Should you buy earthquake insurance?
After a 5.4 magnitude earthquake shook southern Illinois this morning, I wondered what would happen if my home were caught in a strong tremor. Like most people, my home insurance doesn't cover such an eventuality. Ohio is in blue on the U.S. Geological Survey Earthquake Hazards Program map of earthquake risk, so I probably won't go shopping for coverage.
Earthquake insurance is available, though. Usually sold with a large deductible, the coverage might be a good investment for those in highly vulnerable areas. Of course, the higher the risk, the higher the premium. Californians are assured that coverage is available thanks to the creation of the California Earthquake Authority The CERA points out that there is no part of the state that is immune from earthquakes.
"For many California homeowners, their home is their biggest financial asset," The CERA says on its Web site. "Without earthquake insurance, how do you plan to protect that asset from the costs of earthquake damage?"
But earthquakes aren't just a California problem. The Insurance Information Institute (III) points out that since 1900 these geological events have occurred in 39 states and been felt in all 50.
"Earthquake insurance carries a deductible, generally in the form of a percentage rather than a dollar amount. Deductibles can range anywhere from 2 percent to 20 percent of the replacement value of the structure," The III says on its Web site. "Insurers in states like Washington, Nevada and Utah, with higher than average risk of earthquakes, often set minimum deductibles at around 10 percent." Usually, you can request a higher deductible to save money on earthquake premiums.
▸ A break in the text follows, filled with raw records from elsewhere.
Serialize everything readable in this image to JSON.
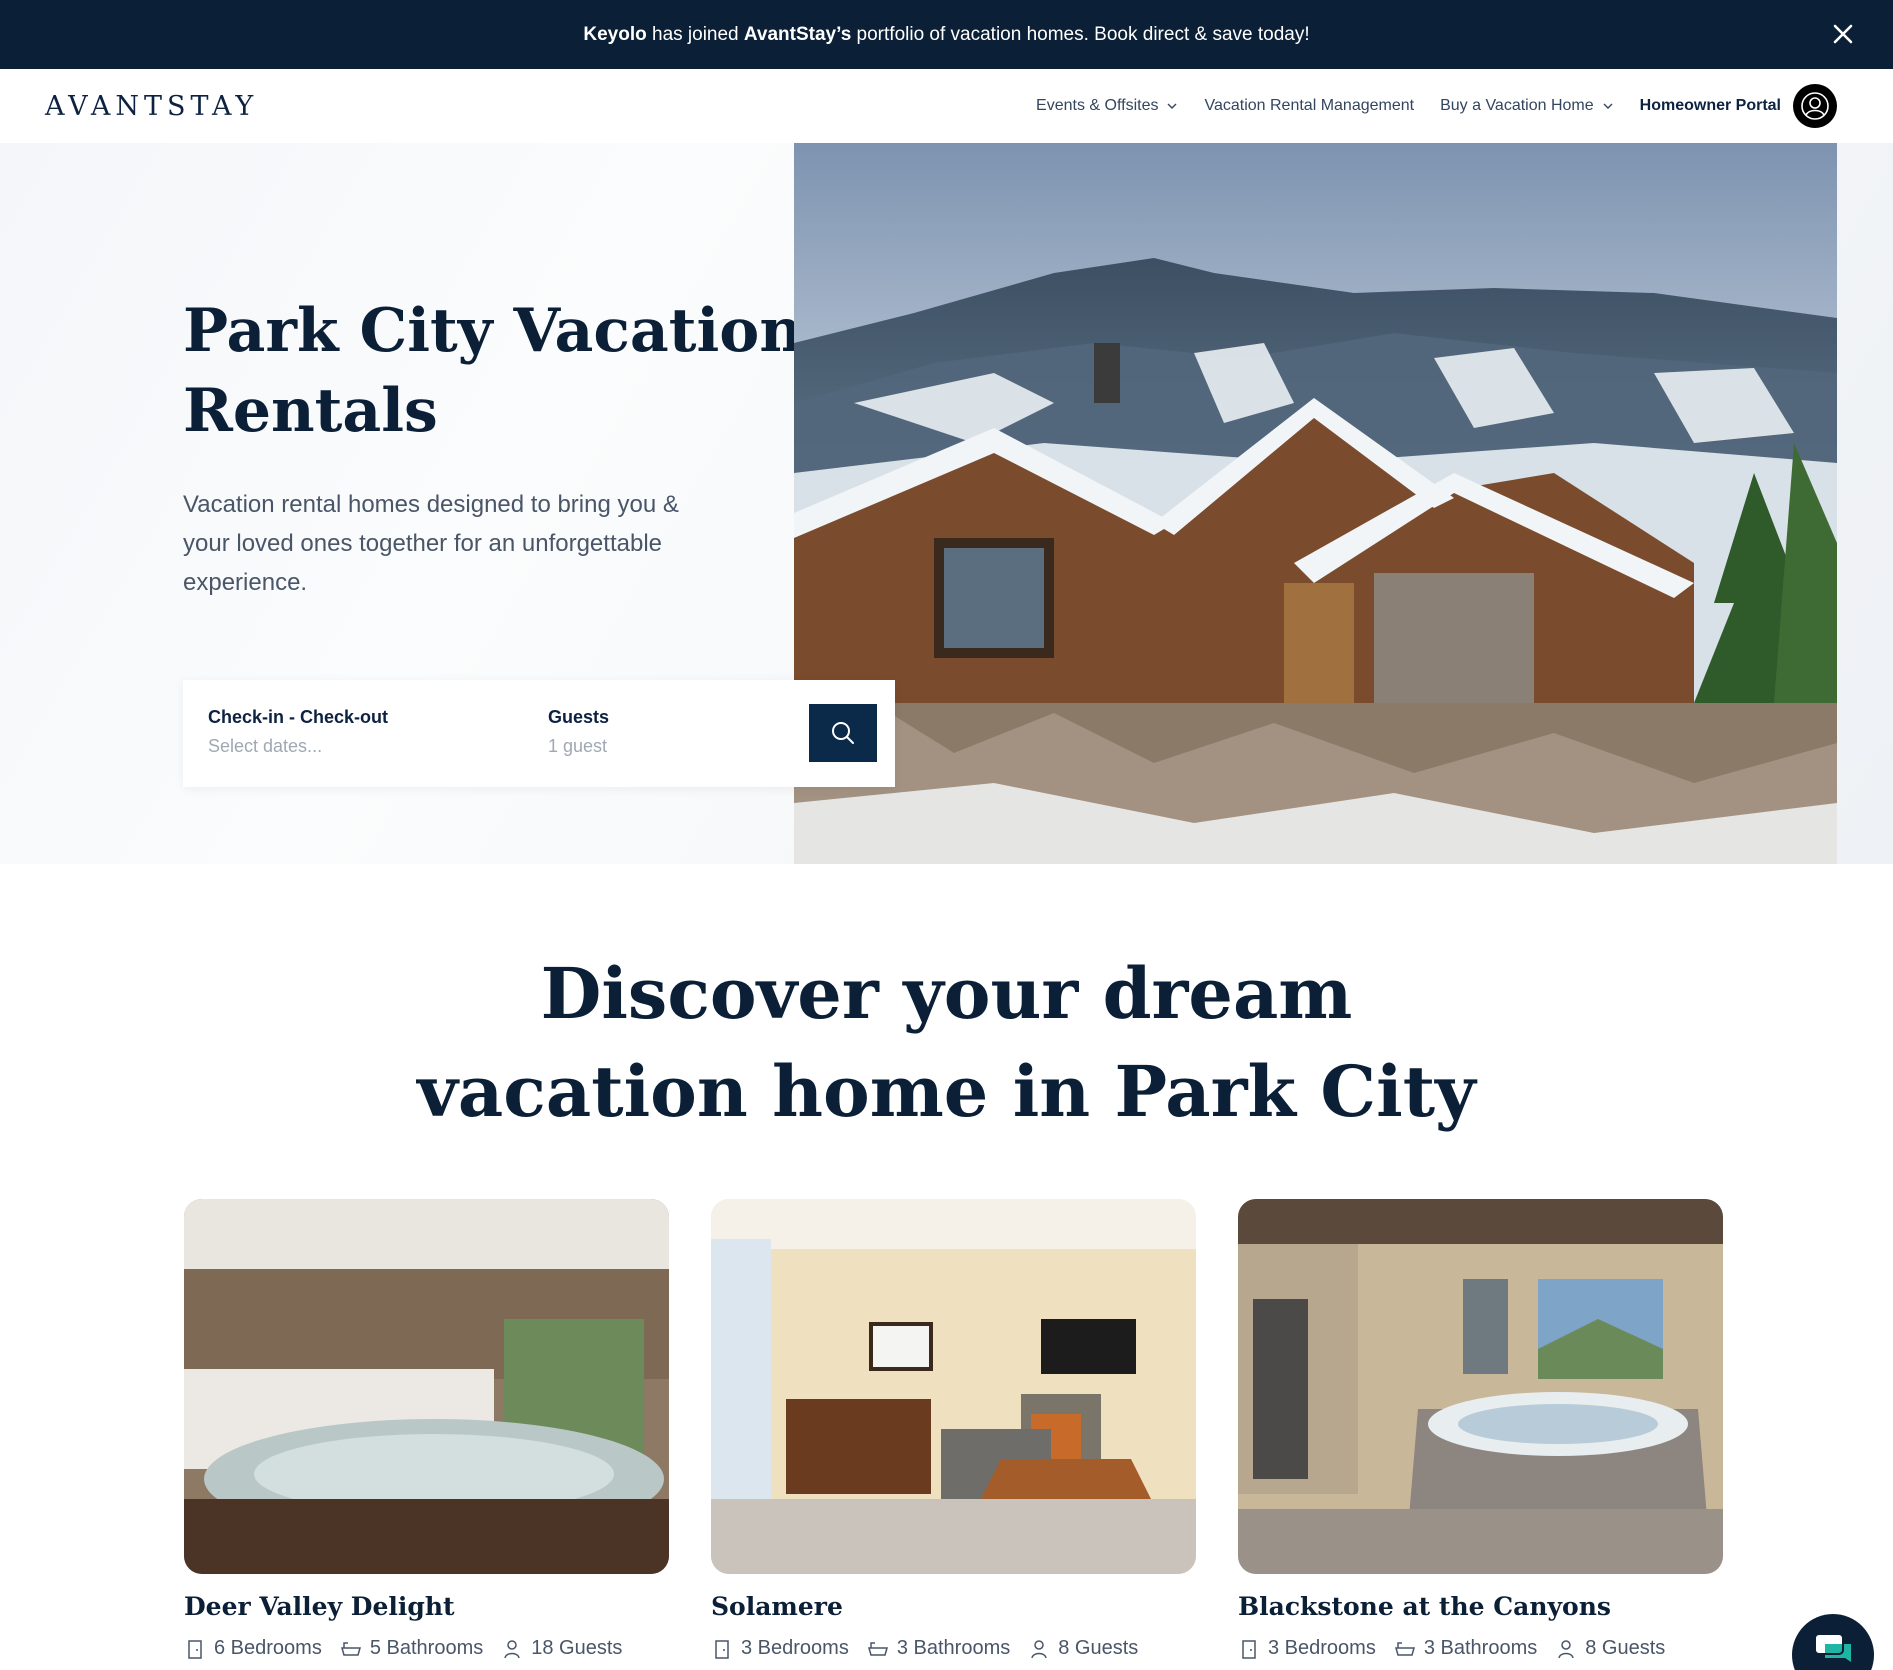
{
  "announcement": {
    "brand1": "Keyolo",
    "text1": " has joined ",
    "brand2": "AvantStay’s",
    "text2": " portfolio of vacation homes. Book direct & save today!",
    "close_icon": "close-icon"
  },
  "nav": {
    "logo": "AVANTSTAY",
    "links": [
      {
        "label": "Events & Offsites",
        "has_dropdown": true
      },
      {
        "label": "Vacation Rental Management",
        "has_dropdown": false
      },
      {
        "label": "Buy a Vacation Home",
        "has_dropdown": true
      },
      {
        "label": "Homeowner Portal",
        "has_dropdown": false
      }
    ],
    "account_icon": "user-icon"
  },
  "hero": {
    "title": "Park City Vacation Rentals",
    "subtitle": "Vacation rental homes designed to bring you & your loved ones together for an unforgettable experience.",
    "search": {
      "dates_label": "Check-in - Check-out",
      "dates_placeholder": "Select dates...",
      "guests_label": "Guests",
      "guests_value": "1 guest",
      "search_icon": "search-icon"
    }
  },
  "discover": {
    "title_line1": "Discover your dream",
    "title_line2": "vacation home in Park City"
  },
  "listings": [
    {
      "name": "Deer Valley Delight",
      "bedrooms": "6 Bedrooms",
      "bathrooms": "5 Bathrooms",
      "guests": "18 Guests"
    },
    {
      "name": "Solamere",
      "bedrooms": "3 Bedrooms",
      "bathrooms": "3 Bathrooms",
      "guests": "8 Guests"
    },
    {
      "name": "Blackstone at the Canyons",
      "bedrooms": "3 Bedrooms",
      "bathrooms": "3 Bathrooms",
      "guests": "8 Guests"
    }
  ],
  "colors": {
    "navy": "#0b1f36",
    "button": "#0b2a4a",
    "text_muted": "#4a5668"
  }
}
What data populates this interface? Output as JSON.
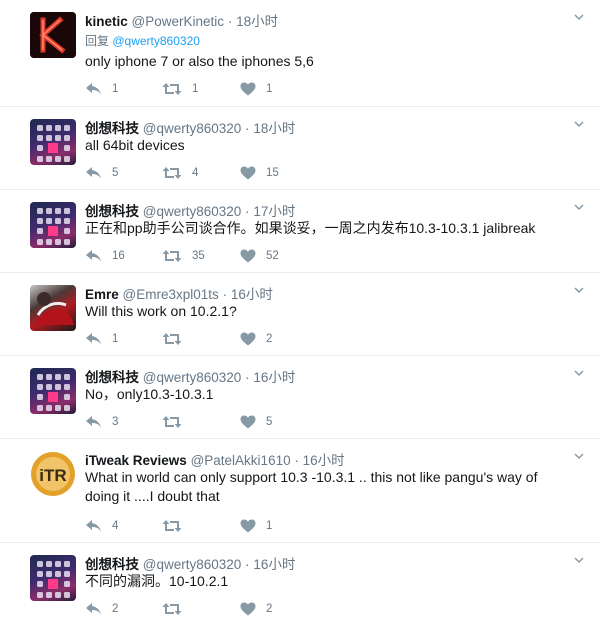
{
  "tweets": [
    {
      "name": "kinetic",
      "handle": "@PowerKinetic",
      "time": "18小时",
      "reply_prefix": "回复",
      "reply_mention": "@qwerty860320",
      "text": "only iphone 7 or also the iphones 5,6",
      "reply_count": "1",
      "retweet_count": "1",
      "like_count": "1",
      "avatar": "kinetic-logo"
    },
    {
      "name": "创想科技",
      "handle": "@qwerty860320",
      "time": "18小时",
      "text": "all 64bit devices",
      "reply_count": "5",
      "retweet_count": "4",
      "like_count": "15",
      "avatar": "phone-homescreen"
    },
    {
      "name": "创想科技",
      "handle": "@qwerty860320",
      "time": "17小时",
      "text": "正在和pp助手公司谈合作。如果谈妥，一周之内发布10.3-10.3.1 jalibreak",
      "reply_count": "16",
      "retweet_count": "35",
      "like_count": "52",
      "avatar": "phone-homescreen"
    },
    {
      "name": "Emre",
      "handle": "@Emre3xpl01ts",
      "time": "16小时",
      "text": "Will this work on 10.2.1?",
      "reply_count": "1",
      "retweet_count": "",
      "like_count": "2",
      "avatar": "emre-photo"
    },
    {
      "name": "创想科技",
      "handle": "@qwerty860320",
      "time": "16小时",
      "text": "No，only10.3-10.3.1",
      "reply_count": "3",
      "retweet_count": "",
      "like_count": "5",
      "avatar": "phone-homescreen"
    },
    {
      "name": "iTweak Reviews",
      "handle": "@PatelAkki1610",
      "time": "16小时",
      "text": "What in world can only support 10.3 -10.3.1 .. this not like pangu's way of doing it ....I doubt that",
      "reply_count": "4",
      "retweet_count": "",
      "like_count": "1",
      "avatar": "itr-logo",
      "avatar_text": "iTR"
    },
    {
      "name": "创想科技",
      "handle": "@qwerty860320",
      "time": "16小时",
      "text": "不同的漏洞。10-10.2.1",
      "reply_count": "2",
      "retweet_count": "",
      "like_count": "2",
      "avatar": "phone-homescreen"
    }
  ],
  "separator": "·",
  "colors": {
    "accent": "#1da1f2",
    "muted": "#657786",
    "text": "#14171a",
    "border": "#e6ecf0"
  }
}
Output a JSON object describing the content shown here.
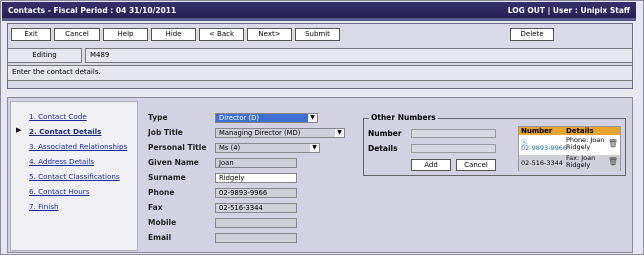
{
  "titlebar": {
    "left": "Contacts - Fiscal Period : 04 31/10/2011",
    "logout": "LOG OUT",
    "user": "| User : Unipix Staff"
  },
  "toolbar": {
    "buttons": [
      "Exit",
      "Cancel",
      "Help",
      "Hide",
      "< Back",
      "Next>",
      "Submit"
    ],
    "delete": "Delete"
  },
  "status": {
    "mode_label": "Editing",
    "record": "M489",
    "message": "Enter the contact details."
  },
  "steps": [
    {
      "label": "1. Contact Code",
      "active": false
    },
    {
      "label": "2. Contact Details",
      "active": true
    },
    {
      "label": "3. Associated Relationships",
      "active": false
    },
    {
      "label": "4. Address Details",
      "active": false
    },
    {
      "label": "5. Contact Classifications",
      "active": false
    },
    {
      "label": "6. Contact Hours",
      "active": false
    },
    {
      "label": "7. Finish",
      "active": false
    }
  ],
  "form": {
    "type_label": "Type",
    "type_value": "Director (D)",
    "job_title_label": "Job Title",
    "job_title_value": "Managing Director (MD)",
    "personal_title_label": "Personal Title",
    "personal_title_value": "Ms (4)",
    "given_name_label": "Given Name",
    "given_name_value": "Joan",
    "surname_label": "Surname",
    "surname_value": "Ridgely",
    "phone_label": "Phone",
    "phone_value": "02-9893-9966",
    "fax_label": "Fax",
    "fax_value": "02-516-3344",
    "mobile_label": "Mobile",
    "mobile_value": "",
    "email_label": "Email",
    "email_value": ""
  },
  "other_numbers": {
    "legend": "Other Numbers",
    "number_label": "Number",
    "details_label": "Details",
    "add": "Add",
    "cancel": "Cancel",
    "col_number": "Number",
    "col_details": "Details",
    "rows": [
      {
        "number": "02-9893-9966",
        "details": "Phone: Joan Ridgely"
      },
      {
        "number": "02-516-3344",
        "details": "Fax: Joan Ridgely"
      }
    ]
  },
  "colors": {
    "titlebar": "#2b2760",
    "table_header": "#e6a530",
    "link": "#1a2a9a"
  }
}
The purple area in the middle of the country on the map above represents the New Madrid fault, which gave way dramatically in 1811-12, and could be responsible for today's tremors.